MM: When you think of climate change’s impacts on Egypt, what keeps you awake at night?
KF: The sea level rise, no doubt about it. If we do not reach the goal set by the Paris Agreement, and, even if we do, we will need major projects to protect our shores against a rise in sea level. But imagine a minister going to a farmer whose land will be impacted and telling him we are implementing a major policy reform program, that we are phasing out subsidies and that, guess what, you will lose your land and your only source of income not due to any of your own personal actions. To address sea level rise, we will need to adopt a mix of measures. First, we need to try to minimize the impact by building seawater barriers to protect our shore and discourage activates at vulnerable spots by forbidding any new construction at these areas. In terms of agriculture, we must define which land will be impacted and change the primary activity to fish farming, which is being done already. We want to focus on high-tech fish farming, such as has been done in the newly established fish farms in the Suez Canal’s Lake Borolos. In Lake Manzala, we are working to reduce incoming pollution from industrial and sewage sources.
MM: As Egypt’s minister of environment, what is your take on the 1.5 million feddan reclamation project, which could deplete Egypt’s aquifers?
KF: This is a very important project that is being advanced under a public-private partnership, and we have already done made a lot of investment on the ground, to dig wells and build pumping stations. Big projects, like this one, need very efficient monitoring. This is why environmental issues must be managed through an approached focused on strategic environmental assessment rather than the typical one-shot approach. We have established a team to monitor the project gradually. It is true that there are a lot of opinions about this project. But it will be using the best available technologies to retain water and combat evaporation, such as using rice husks, which contain cellulose, or recycled glass. We will use drip irrigation and choose crops that can withstand higher temperatures and survive on little water, such as pomegranates, olive trees and wheat. Depending on the locations, part of the food produced will be exported and the rest will be consumed locally.
MM: Egypt’s 2030 strategy plans to bridge from the expected 80-percent shortfall in water supply and to increase the annual per capita share of water to 950 cubic meters from its current 663. What project and policies has the government advanced to make this a reality?
KF: We will accomplish this by implementing water recycling and reuse measures, in addition to better management. We need to upgrade our wastewater treatment facilities, so that we can reuse the water. In addition, we need to extend our sewage network system, which currently only covers 30 percent of the population. Reuse is an important component of our water strategy, as is better management of water, particularly in irrigation.
MM: Finally, do you see a direct causal link between climate change and the wave of Egyptian migrants leaving the country?
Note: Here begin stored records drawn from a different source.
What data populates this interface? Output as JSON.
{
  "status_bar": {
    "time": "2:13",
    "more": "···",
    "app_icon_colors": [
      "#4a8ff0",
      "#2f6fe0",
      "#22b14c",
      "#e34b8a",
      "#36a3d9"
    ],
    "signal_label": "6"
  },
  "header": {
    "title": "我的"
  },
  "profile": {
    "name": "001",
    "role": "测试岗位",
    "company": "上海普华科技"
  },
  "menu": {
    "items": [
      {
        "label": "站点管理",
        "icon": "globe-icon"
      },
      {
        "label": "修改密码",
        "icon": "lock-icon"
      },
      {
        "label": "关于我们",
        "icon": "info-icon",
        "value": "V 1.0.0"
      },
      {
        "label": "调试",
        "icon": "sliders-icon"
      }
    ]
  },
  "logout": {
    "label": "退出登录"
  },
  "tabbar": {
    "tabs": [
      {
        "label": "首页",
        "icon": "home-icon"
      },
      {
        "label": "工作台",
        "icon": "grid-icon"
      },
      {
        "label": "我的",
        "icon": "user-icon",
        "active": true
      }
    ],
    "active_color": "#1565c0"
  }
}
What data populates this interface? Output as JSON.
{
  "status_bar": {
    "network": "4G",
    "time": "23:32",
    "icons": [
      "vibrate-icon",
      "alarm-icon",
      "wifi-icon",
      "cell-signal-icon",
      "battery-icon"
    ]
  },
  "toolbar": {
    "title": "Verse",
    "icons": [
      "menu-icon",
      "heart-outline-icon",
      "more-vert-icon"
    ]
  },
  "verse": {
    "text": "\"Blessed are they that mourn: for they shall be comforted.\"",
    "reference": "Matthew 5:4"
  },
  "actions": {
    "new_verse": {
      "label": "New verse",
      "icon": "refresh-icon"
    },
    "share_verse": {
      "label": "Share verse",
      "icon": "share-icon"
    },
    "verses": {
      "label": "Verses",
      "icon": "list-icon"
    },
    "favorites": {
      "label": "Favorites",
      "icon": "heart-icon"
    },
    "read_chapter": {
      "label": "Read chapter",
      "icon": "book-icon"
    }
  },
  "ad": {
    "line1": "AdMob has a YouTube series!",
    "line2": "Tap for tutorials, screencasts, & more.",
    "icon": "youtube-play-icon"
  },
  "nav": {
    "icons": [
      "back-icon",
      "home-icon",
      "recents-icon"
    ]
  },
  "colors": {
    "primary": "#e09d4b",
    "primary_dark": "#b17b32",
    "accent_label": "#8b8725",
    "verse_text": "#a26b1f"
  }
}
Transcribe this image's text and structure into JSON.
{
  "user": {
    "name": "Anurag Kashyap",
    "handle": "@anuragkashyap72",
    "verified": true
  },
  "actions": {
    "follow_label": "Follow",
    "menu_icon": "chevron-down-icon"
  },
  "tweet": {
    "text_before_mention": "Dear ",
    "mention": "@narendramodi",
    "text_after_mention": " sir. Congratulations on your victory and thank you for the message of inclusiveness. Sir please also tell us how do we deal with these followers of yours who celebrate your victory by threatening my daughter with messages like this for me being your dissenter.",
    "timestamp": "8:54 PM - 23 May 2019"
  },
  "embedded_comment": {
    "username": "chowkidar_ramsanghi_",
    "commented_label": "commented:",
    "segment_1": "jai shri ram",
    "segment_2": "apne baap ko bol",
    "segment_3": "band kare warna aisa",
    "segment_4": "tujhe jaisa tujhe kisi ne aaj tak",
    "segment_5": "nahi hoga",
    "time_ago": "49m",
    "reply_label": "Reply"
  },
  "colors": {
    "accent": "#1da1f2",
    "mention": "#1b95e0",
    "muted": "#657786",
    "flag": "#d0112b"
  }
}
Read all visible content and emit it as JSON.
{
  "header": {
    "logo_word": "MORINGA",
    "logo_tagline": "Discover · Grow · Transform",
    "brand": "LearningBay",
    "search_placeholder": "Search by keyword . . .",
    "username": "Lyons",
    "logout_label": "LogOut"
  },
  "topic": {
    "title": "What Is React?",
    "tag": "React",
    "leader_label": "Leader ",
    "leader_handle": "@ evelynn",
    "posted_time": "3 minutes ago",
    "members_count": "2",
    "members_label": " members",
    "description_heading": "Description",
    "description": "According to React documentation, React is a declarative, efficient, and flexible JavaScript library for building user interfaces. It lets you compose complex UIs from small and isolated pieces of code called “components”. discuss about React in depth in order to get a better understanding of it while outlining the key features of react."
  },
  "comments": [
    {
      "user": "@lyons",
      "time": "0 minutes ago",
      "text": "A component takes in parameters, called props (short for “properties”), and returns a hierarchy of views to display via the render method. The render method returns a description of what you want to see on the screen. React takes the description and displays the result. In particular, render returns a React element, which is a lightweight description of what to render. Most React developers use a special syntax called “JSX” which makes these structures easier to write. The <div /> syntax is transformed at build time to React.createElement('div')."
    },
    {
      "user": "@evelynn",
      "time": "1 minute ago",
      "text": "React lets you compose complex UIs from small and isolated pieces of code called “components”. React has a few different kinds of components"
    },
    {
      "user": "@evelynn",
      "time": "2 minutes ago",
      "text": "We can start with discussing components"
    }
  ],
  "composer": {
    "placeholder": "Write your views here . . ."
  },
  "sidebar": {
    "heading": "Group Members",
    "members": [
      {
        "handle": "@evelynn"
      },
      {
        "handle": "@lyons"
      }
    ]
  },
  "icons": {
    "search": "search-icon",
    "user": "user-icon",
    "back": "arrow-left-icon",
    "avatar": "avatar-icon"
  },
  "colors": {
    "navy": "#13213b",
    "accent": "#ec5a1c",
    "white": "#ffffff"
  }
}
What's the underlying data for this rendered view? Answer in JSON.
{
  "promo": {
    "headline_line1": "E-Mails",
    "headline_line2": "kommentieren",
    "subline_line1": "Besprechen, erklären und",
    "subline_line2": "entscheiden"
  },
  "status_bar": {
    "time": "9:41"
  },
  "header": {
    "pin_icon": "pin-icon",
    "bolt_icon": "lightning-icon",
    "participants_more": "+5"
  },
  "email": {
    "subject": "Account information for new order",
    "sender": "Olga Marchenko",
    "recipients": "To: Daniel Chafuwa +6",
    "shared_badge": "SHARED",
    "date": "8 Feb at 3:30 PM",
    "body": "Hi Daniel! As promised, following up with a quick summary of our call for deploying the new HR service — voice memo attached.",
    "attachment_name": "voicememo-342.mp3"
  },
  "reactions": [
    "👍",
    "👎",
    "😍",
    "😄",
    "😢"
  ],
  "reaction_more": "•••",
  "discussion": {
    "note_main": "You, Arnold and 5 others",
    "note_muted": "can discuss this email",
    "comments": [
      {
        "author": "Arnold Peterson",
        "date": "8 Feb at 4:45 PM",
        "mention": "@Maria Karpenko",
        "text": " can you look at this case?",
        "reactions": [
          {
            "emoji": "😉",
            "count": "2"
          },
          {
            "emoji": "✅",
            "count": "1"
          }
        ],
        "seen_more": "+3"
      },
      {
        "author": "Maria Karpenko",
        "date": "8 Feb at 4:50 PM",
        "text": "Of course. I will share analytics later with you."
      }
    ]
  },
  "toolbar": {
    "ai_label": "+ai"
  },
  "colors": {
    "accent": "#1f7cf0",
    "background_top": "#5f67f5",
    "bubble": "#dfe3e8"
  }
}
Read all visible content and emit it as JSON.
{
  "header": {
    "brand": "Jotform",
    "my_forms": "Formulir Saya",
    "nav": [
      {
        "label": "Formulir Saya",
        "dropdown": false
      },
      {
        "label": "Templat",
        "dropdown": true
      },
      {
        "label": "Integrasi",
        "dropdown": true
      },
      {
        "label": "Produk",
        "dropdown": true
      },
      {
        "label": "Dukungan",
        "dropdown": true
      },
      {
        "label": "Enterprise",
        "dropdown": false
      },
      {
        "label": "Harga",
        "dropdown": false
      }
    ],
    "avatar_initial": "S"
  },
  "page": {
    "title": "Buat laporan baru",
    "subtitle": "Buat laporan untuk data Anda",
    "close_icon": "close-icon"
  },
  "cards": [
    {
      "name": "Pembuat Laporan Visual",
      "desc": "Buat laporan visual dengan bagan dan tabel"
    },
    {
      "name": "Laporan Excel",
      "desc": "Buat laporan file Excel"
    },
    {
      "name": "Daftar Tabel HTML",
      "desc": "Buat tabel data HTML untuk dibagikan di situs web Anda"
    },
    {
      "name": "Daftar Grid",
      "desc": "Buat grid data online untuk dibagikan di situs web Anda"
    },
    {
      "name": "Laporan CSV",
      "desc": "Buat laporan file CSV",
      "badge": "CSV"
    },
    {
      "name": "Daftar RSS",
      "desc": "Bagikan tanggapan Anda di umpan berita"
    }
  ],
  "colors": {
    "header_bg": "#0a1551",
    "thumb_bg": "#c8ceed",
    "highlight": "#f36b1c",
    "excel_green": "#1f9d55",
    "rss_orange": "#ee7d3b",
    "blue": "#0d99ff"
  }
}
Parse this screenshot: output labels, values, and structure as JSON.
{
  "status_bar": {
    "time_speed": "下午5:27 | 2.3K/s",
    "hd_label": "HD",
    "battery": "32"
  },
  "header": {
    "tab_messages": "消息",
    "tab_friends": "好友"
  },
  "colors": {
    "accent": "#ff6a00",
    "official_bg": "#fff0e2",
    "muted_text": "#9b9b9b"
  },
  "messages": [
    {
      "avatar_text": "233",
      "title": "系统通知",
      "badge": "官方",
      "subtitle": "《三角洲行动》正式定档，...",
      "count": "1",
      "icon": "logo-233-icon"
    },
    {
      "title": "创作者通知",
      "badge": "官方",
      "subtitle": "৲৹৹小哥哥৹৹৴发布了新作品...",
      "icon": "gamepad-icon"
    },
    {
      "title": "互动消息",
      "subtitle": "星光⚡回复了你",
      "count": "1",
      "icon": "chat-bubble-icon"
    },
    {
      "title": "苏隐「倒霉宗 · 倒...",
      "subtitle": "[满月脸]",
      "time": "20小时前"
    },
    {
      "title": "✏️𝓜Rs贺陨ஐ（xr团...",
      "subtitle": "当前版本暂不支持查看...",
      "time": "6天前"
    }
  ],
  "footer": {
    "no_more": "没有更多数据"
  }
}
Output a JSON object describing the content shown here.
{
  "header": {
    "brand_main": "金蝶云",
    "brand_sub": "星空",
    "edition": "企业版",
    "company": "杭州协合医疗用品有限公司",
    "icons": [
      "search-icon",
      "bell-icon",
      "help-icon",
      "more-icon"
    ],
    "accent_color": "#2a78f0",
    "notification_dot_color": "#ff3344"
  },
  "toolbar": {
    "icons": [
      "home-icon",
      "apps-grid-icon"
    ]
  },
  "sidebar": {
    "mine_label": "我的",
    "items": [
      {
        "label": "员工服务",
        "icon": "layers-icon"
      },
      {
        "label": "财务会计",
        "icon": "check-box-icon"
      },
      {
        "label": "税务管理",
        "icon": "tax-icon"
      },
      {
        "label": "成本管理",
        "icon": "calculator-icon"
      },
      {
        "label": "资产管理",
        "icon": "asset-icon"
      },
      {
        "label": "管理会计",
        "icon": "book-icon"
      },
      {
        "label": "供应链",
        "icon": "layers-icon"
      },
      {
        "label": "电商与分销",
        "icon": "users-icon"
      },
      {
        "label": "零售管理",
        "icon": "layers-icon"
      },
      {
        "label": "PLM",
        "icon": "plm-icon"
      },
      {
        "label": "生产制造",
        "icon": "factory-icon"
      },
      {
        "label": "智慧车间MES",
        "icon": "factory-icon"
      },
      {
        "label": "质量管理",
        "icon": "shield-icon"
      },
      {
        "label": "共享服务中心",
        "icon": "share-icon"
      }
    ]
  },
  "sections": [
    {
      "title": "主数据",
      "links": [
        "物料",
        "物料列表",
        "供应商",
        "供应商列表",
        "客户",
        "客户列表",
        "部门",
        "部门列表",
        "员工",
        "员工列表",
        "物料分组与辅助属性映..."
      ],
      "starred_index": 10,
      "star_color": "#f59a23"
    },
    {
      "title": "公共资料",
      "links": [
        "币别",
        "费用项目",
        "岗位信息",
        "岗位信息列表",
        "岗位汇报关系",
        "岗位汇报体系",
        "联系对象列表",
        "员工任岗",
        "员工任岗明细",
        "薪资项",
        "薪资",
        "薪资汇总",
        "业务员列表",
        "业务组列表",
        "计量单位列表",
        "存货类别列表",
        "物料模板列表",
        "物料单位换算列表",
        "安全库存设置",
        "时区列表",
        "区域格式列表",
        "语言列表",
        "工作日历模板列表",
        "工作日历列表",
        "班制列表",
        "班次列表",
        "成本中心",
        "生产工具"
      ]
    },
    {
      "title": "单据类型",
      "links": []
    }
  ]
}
KF: I see a link between poverty and emigration. Poverty is rooted in income distribution, investment, education and vocational training systems and democratic participation. Climate change still plays a minimal part. How soon it will become the main cause of migration depends on the developed world.